As we drew closer to workfest (the 3 week period when college students would come and work for alternative spring break), our excitement grew - excited for the newness of spring that was budding on the forest trees and forest floors, excitement to meet the college students ... Most of all, we were excited for all of the other crew leaders to come in who would be leading the college students along with us. Most of these characters are retired contractors who come from around the country and have been coming to workfests for years. So, its a reunion of sorts.

One of my fondest memories was accompanying these seasoned bruisers to Grayhawk building supplies. Each sauntered around the store, searching for unique supplies for their workfest jobs and jawing with the locals - to reintroduce themselves to the area. Then, they pulled out their seasoned wallets and paid their own money for the supplies, as they often did so as to alleviate some of the costs. Jay, one of the more ... colorful crew leaders pulled out his wallet and Marion pulled some loose change out of his. "See," said Marion, "that's the difference between me and Jay." Jay replied, "Would you get off my back big boy!" with exuberance. It was hysterical. And you could tell that the camaraderie and fellowship found here is rarely found elsewhere and added to the special nature of those weeks we spent together for workfest.

What are the finest lessons I learned form Marion? First would be to always conduct yourself as a man of Christ; compassion, virtue, hard work, perseverance, patience - holiness - are all within reach but take a tremendous amount of prayer and real spiritual work. Second would be to always be calm, collected, and professional even when things are the most hectic on the job. Even when we would mess things up horribly, Marion would always be calm and that helped us to correct the problem much faster. Third would be to strive for a vocation and to share your vocation. This can often yield tremendous benefits for those you share with - which you can never truly anticipate. Finally - sacrifice and the importance of sacrifice. Sacrifice transforms and is special in that respect. Quite profoundly, though not unexpected for the Christian, giving up so much can give us so much in return. Marion was a man of Christ, and Christ sacrificed his life.

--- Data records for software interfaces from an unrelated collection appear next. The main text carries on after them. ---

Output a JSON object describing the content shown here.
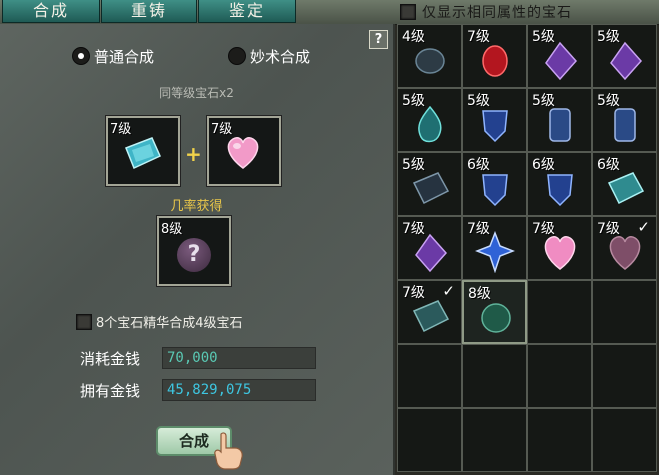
{
  "tabs": [
    "合成",
    "重铸",
    "鉴定"
  ],
  "filter": {
    "label": "仅显示相同属性的宝石",
    "checked": false
  },
  "help_label": "?",
  "modes": [
    {
      "label": "普通合成",
      "selected": true
    },
    {
      "label": "妙术合成",
      "selected": false
    }
  ],
  "recipe": {
    "subtitle": "同等级宝石x2",
    "input_1": {
      "level": "7级",
      "gem": "teal-prism-gem"
    },
    "input_2": {
      "level": "7级",
      "gem": "pink-heart-gem"
    },
    "plus": "+",
    "probability_label": "几率获得",
    "output": {
      "level": "8级",
      "mark": "?"
    }
  },
  "essence": {
    "label": "8个宝石精华合成4级宝石",
    "checked": false
  },
  "cost": {
    "label": "消耗金钱",
    "value": "70,000"
  },
  "owned": {
    "label": "拥有金钱",
    "value": "45,829,075"
  },
  "synthesize_label": "合成",
  "colors": {
    "tab": "#2f7a72",
    "cost_text": "#5ac9b4",
    "owned_text": "#3ec6e0",
    "probability_text": "#e8c64a"
  },
  "inventory": [
    {
      "level": "4级",
      "gem": "dark-round",
      "check": ""
    },
    {
      "level": "7级",
      "gem": "red-oval",
      "check": ""
    },
    {
      "level": "5级",
      "gem": "purple-diamond",
      "check": ""
    },
    {
      "level": "5级",
      "gem": "purple-diamond",
      "check": ""
    },
    {
      "level": "5级",
      "gem": "teal-drop",
      "check": ""
    },
    {
      "level": "5级",
      "gem": "blue-shield",
      "check": ""
    },
    {
      "level": "5级",
      "gem": "blue-crystal",
      "check": ""
    },
    {
      "level": "5级",
      "gem": "blue-crystal",
      "check": ""
    },
    {
      "level": "5级",
      "gem": "dark-prism",
      "check": ""
    },
    {
      "level": "6级",
      "gem": "blue-shield",
      "check": ""
    },
    {
      "level": "6级",
      "gem": "blue-shield",
      "check": ""
    },
    {
      "level": "6级",
      "gem": "teal-prism",
      "check": ""
    },
    {
      "level": "7级",
      "gem": "purple-diamond",
      "check": ""
    },
    {
      "level": "7级",
      "gem": "blue-star",
      "check": ""
    },
    {
      "level": "7级",
      "gem": "pink-heart",
      "check": ""
    },
    {
      "level": "7级",
      "gem": "pink-heart-faded",
      "check": "✓"
    },
    {
      "level": "7级",
      "gem": "teal-prism-faded",
      "check": "✓"
    },
    {
      "level": "8级",
      "gem": "green-round",
      "check": ""
    }
  ]
}
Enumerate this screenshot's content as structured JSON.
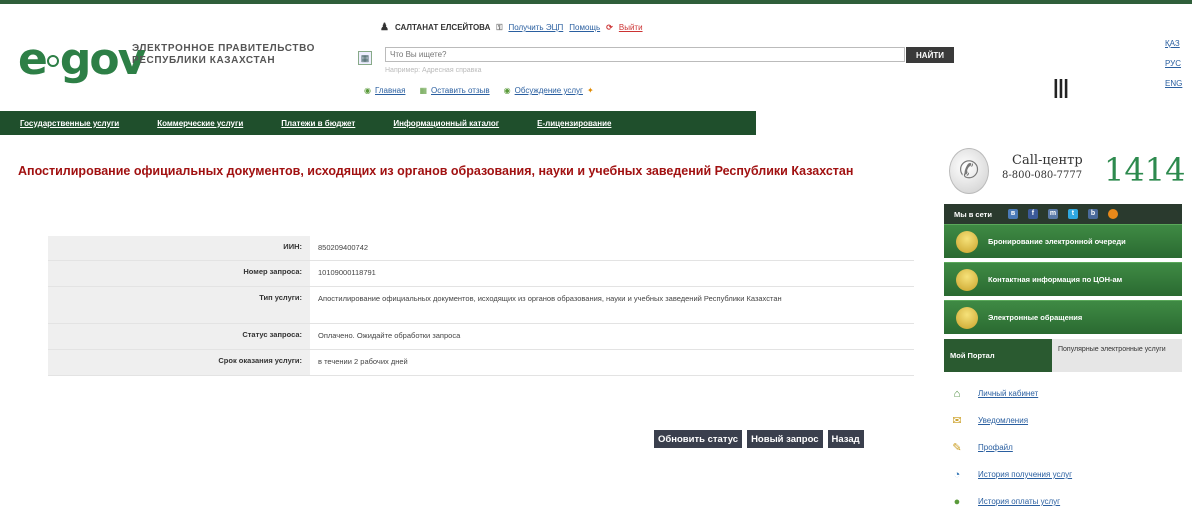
{
  "header": {
    "logo": {
      "e": "e",
      "gov": "gov"
    },
    "brand_line1": "ЭЛЕКТРОННОЕ ПРАВИТЕЛЬСТВО",
    "brand_line2": "РЕСПУБЛИКИ КАЗАХСТАН",
    "user_name": "САЛТАНАТ ЕЛСЕЙТОВА",
    "get_eds": "Получить ЭЦП",
    "help": "Помощь",
    "logout": "Выйти",
    "search_placeholder": "Что Вы ищете?",
    "search_button": "НАЙТИ",
    "search_hint": "Например: Адресная справка",
    "subnav": [
      "Главная",
      "Оставить отзыв",
      "Обсуждение услуг"
    ],
    "langs": [
      "ҚАЗ",
      "РУС",
      "ENG"
    ]
  },
  "nav": [
    "Государственные услуги",
    "Коммерческие услуги",
    "Платежи в бюджет",
    "Информационный каталог",
    "Е-лицензирование"
  ],
  "page_title": "Апостилирование официальных документов, исходящих из органов образования, науки и учебных заведений Республики Казахстан",
  "details": [
    {
      "label": "ИИН:",
      "value": "850209400742"
    },
    {
      "label": "Номер запроса:",
      "value": "10109000118791"
    },
    {
      "label": "Тип услуги:",
      "value": "Апостилирование официальных документов, исходящих из органов образования, науки и учебных заведений Республики Казахстан"
    },
    {
      "label": "Статус запроса:",
      "value": "Оплачено. Ожидайте обработки запроса"
    },
    {
      "label": "Срок оказания услуги:",
      "value": "в течении 2 рабочих дней"
    }
  ],
  "buttons": {
    "refresh": "Обновить статус",
    "new_request": "Новый запрос",
    "back": "Назад"
  },
  "sidebar": {
    "call_label": "Call-центр",
    "call_phone": "8-800-080-7777",
    "call_number": "1414",
    "social_label": "Мы в сети",
    "green_buttons": [
      "Бронирование электронной очереди",
      "Контактная информация по ЦОН-ам",
      "Электронные обращения"
    ],
    "tab_my_portal": "Мой Портал",
    "tab_popular": "Популярные электронные услуги",
    "menu": [
      "Личный кабинет",
      "Уведомления",
      "Профайл",
      "История получения услуг",
      "История оплаты услуг"
    ]
  }
}
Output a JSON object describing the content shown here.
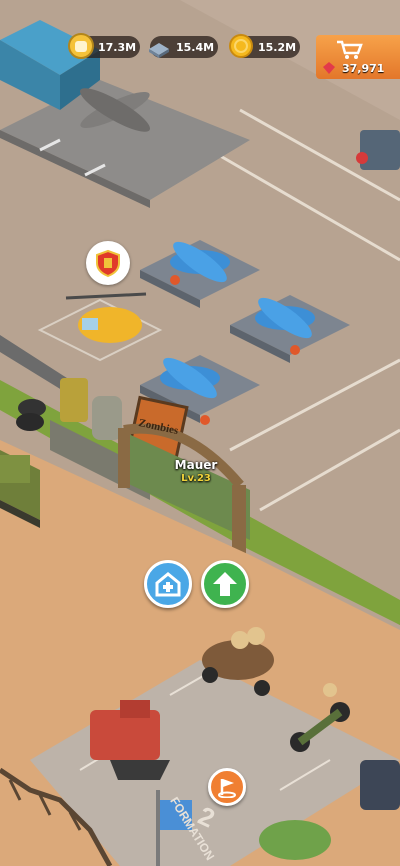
{
  "resources": {
    "power": {
      "value": "17.3M",
      "icon": "fist-icon"
    },
    "steel": {
      "value": "15.4M",
      "icon": "steel-ingot-icon"
    },
    "gold": {
      "value": "15.2M",
      "icon": "gold-coin-icon"
    }
  },
  "shop": {
    "gems": "37,971",
    "icon": "shop-cart-icon"
  },
  "gate": {
    "name": "Mauer",
    "level": "Lv.23"
  },
  "buttons": {
    "home": "home-plus-icon",
    "upgrade": "arrow-up-icon",
    "formation_flag": "flag-icon"
  },
  "signs": {
    "zombies": "Zombies",
    "formation": "FORMATION",
    "slot": "2"
  },
  "colors": {
    "ground": "#b9a492",
    "sand": "#dba97a",
    "accent_green": "#3fb34f",
    "accent_blue": "#4aa7e6",
    "accent_orange": "#f07f32"
  }
}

We know now that Marion was spending time with us when it was very inconvenient for him - when he was sick and when it was cold and dreary in Kentucky. We know now that he probably didn't feel too great on some days. But, in Shirley and his wisdom, they decided to spend months with us - a bunch of kids who knew nothing about construction. He decided to take the time - to take the time to teach us his craft and his way. He truly did give himself - sacrificing so profoundly. He was a man of tremendous character and faith - an inspiring man. His lessons, faith, and influence will remain with us always.


Anonymous said...

May he rest in the peace of Christ!

Christopher J said...

Marion sounds like he was a great man. May he rest in peace!

Sharon Black Yarbrough said...

Andy, I'm Marion and Shirley's daughter, Sharon. I can't tell you enough how special your words were about my parents, and especially about Daddy. I was truly blessed to have such a great man as my earthly father, and I only hope that my life will reflect his in many ways. There is a tremendous void in my life and in the lives of my family that will never go away; however, knowing that he was welcomed into the presence of our Lord with the words, "Well done, my good and faithful servant!" is beyond comfort. Thank you again for making me smile and cry as I read your blog.

John said...

One of the things that I value most about you is your incredible ability to illustrate Christ in our humanity. Marion sounds like one of those men whom exemplify "the glory of God is man fully alive". He is in my prayers.